Ketamine is typically known to people as an anesthetic, a horse tranquilizer, or a club drug, but it is generating a lot of interest for treating migraines that don’t respond to other treatments. The drug is also being used to treat other types of chronic pain as well as PTSD.
Doctors have used ketamine to treat migraines in a few different ways. The drug can be administered intravenously for sudden severe pain or via nasal spray for pain that doesn’t require a trip to the hospital. It can also come in the form of creams, gels, liquids, and lozenges. Ketamine nasal spray has even been shown to help with treatment-resistant depression, which tends to go hand-in-hand with migraines for many people.
There is no doubt that ketamine is an exciting new treatment for migraines, but like most drugs, it’s not for everyone. This is the kind of treatment your doctor might want to try if you haven’t had results from more typical treatments.
It is useful to have a variety of treatment options, and some people may really benefit from short-term usage of this drug if their doctor recommends trying it.
But what is it like to use a “club drug” as a pain treatment?
This woman shares her experience using IV ketamine as part of her pain therapy in this article, and describes feeling foggy, weak and knocked-out by the medications.
Some report that the downtime, hallucinations, paranoia, emotional roller coasters, were worth it, but it’s certainly not an easy instant fix.
Yup that’s right, hallucinations.
All drugs have side effects, and the side effects of ketamine include:
- Vivid dreams or nightmares
- Anxiety/panic attacks
- Loss of appetite
- Abdominal pain
- Elevated liver enzymes/liver damage
- High blood pressure
- Swelling of the cornea of the eye
- Irregular heartbeat
- Slowed breathing
- Difficulty urinating
The long term effects of using it are not fully understood yet. It may decrease cognition, and can cause serious bladder issues and liver damage so it’s important that you take this drug under the care and direction of your doctor and don’t attempt to self-medicate.
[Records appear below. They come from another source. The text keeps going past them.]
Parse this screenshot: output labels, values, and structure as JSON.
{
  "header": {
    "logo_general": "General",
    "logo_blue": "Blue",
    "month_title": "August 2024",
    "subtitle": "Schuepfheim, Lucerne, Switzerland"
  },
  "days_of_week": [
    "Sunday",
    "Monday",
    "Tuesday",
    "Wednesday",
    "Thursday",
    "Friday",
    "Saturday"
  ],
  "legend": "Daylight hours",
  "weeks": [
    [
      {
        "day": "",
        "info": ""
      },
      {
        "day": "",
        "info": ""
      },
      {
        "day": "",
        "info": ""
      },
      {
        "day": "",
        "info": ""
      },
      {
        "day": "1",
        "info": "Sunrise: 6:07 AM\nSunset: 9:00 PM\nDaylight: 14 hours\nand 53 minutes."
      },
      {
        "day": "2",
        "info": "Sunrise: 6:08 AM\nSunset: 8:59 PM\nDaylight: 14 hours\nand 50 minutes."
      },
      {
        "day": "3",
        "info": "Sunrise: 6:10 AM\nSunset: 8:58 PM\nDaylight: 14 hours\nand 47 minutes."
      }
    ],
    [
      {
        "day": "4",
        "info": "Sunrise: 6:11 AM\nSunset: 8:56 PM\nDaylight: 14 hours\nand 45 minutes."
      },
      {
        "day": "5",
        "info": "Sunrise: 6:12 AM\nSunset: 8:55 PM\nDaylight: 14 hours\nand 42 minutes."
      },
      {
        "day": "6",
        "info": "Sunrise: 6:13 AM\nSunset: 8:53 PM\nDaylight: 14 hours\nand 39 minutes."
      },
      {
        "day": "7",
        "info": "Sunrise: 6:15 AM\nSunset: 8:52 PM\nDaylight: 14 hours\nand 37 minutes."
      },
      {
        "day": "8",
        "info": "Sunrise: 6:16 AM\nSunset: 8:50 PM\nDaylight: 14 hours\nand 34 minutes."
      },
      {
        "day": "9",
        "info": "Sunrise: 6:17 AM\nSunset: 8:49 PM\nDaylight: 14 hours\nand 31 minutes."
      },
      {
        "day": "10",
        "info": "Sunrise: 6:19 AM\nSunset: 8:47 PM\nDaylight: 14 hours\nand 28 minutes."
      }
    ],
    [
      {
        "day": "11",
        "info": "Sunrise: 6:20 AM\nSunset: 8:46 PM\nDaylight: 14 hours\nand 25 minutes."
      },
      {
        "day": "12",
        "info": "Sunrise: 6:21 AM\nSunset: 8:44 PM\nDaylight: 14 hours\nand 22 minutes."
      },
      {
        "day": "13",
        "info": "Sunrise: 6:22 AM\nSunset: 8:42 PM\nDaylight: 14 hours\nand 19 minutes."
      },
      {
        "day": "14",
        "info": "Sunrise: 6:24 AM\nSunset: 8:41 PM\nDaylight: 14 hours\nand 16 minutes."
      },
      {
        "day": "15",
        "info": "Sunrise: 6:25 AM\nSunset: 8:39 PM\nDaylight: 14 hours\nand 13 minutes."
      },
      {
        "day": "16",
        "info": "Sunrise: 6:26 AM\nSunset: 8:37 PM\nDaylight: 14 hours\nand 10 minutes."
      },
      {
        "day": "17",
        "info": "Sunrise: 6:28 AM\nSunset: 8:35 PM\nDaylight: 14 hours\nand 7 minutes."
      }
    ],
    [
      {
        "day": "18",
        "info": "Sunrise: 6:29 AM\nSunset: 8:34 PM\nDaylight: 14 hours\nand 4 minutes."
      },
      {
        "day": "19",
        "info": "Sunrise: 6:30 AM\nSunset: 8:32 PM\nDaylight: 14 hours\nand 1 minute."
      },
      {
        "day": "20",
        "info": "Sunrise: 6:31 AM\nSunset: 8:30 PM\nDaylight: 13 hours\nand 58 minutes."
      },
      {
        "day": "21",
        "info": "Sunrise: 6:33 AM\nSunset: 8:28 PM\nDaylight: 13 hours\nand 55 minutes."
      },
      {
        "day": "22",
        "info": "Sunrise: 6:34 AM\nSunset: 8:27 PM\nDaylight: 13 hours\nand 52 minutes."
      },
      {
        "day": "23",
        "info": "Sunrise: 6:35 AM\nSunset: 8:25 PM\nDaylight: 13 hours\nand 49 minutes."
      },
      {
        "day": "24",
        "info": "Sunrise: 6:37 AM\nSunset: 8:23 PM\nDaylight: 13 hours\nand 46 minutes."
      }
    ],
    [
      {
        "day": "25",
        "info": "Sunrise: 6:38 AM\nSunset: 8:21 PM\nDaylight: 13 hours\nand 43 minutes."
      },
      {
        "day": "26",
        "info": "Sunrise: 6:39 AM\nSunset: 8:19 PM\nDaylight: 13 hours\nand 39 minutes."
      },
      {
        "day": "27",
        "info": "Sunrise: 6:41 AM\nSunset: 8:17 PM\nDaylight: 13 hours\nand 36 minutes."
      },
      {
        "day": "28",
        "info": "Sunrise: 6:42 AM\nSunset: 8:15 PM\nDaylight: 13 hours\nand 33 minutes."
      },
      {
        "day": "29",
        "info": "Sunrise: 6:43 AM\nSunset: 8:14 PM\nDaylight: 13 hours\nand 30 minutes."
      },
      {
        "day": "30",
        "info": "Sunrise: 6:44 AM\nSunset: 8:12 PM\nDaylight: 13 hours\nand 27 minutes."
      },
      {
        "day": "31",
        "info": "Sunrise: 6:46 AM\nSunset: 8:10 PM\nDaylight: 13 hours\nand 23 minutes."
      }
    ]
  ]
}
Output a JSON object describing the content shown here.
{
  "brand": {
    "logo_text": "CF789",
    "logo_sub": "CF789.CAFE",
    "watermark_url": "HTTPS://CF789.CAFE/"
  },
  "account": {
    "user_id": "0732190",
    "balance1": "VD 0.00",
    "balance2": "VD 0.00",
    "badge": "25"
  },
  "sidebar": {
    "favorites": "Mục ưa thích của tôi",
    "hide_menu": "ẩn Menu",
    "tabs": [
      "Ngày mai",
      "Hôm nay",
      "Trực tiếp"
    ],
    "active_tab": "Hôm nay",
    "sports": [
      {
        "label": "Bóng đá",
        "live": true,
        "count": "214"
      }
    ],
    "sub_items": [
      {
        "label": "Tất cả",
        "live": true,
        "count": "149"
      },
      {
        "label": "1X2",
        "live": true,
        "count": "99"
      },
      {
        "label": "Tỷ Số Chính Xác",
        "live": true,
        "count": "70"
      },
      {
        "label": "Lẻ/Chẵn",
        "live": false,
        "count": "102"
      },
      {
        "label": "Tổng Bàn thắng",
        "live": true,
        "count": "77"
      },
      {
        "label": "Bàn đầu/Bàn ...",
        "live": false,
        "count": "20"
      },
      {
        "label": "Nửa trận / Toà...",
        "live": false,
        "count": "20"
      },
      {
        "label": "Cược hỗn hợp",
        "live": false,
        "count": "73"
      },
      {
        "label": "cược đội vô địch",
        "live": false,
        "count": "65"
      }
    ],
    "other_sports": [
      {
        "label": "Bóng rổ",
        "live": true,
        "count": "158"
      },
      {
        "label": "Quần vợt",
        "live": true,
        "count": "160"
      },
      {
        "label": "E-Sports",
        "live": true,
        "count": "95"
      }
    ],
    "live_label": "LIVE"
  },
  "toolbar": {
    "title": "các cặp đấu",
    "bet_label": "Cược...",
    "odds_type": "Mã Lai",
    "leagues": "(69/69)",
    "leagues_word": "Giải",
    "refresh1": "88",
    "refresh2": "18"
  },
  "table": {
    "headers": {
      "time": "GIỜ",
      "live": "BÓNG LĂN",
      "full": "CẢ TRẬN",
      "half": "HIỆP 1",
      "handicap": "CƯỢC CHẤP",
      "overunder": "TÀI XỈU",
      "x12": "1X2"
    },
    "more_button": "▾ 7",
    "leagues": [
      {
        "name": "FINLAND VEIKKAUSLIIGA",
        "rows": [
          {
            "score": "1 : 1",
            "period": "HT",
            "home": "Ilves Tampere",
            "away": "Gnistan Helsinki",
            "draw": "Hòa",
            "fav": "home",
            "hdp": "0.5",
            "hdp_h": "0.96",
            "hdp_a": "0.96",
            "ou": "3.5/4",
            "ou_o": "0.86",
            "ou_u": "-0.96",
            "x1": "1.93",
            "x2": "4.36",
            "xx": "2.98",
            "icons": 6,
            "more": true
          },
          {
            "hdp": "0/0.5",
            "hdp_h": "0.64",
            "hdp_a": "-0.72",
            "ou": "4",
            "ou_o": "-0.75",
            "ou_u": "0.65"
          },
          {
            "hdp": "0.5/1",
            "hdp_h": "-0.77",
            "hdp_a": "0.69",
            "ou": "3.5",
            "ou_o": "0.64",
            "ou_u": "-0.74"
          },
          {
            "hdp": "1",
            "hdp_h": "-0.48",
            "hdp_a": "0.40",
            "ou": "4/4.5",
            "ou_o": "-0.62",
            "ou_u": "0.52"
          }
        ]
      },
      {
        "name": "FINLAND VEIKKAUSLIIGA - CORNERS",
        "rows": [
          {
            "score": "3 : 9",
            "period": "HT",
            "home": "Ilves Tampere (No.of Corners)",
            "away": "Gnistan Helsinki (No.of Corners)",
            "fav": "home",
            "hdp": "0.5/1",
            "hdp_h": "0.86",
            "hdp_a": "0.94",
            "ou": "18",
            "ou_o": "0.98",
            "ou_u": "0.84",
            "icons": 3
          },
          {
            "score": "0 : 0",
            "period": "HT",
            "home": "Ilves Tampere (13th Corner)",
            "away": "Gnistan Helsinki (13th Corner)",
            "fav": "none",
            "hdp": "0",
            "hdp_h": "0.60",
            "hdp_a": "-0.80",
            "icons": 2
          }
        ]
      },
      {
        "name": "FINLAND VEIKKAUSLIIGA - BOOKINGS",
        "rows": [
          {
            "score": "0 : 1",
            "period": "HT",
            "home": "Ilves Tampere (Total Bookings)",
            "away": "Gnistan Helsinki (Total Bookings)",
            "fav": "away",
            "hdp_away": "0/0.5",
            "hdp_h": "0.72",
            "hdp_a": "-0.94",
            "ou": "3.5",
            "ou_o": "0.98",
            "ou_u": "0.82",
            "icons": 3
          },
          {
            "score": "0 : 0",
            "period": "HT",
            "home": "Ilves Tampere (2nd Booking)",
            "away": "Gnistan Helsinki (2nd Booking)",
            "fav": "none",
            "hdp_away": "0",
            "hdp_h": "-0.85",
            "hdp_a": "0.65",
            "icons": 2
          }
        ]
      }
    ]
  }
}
Patients taking ketamine for prolonged periods are at high-risk for abuse although it is not as addictive as opioid, or narcotic, pain relievers. It is still early days when it comes to ketamine research, but it may have less risk and side effects than other heavy narcotics and opioid painkillers, which are still sometimes prescribed in severe cases.
It can seem impossible to implement diet or lifestyle changes when migraines are severe and frequent, and that’s when some of these medical options could potentially play a role.
Would people who have tried this treatment recommend it?
Sydney Major, a young woman from California, had this to say after documenting what it’s like to go through the process and have it work well for her:
“I would recommend this to anyone but only as a last resort. There are other alternatives that a migraineur can try first and they should. Everyone is different, though; my chemistry is not the same as yours.”
Ketamine is intended for acute situations, not chronic pain relief, so in the long term, rather than looking for miracle drugs or treatments, look for the root cause of your migraines. One of the properties attributed to ketamine’s success in treating acute pain is as an anti-inflammatory and there are many powerful natural anti-inflammatory options that I personally would try first.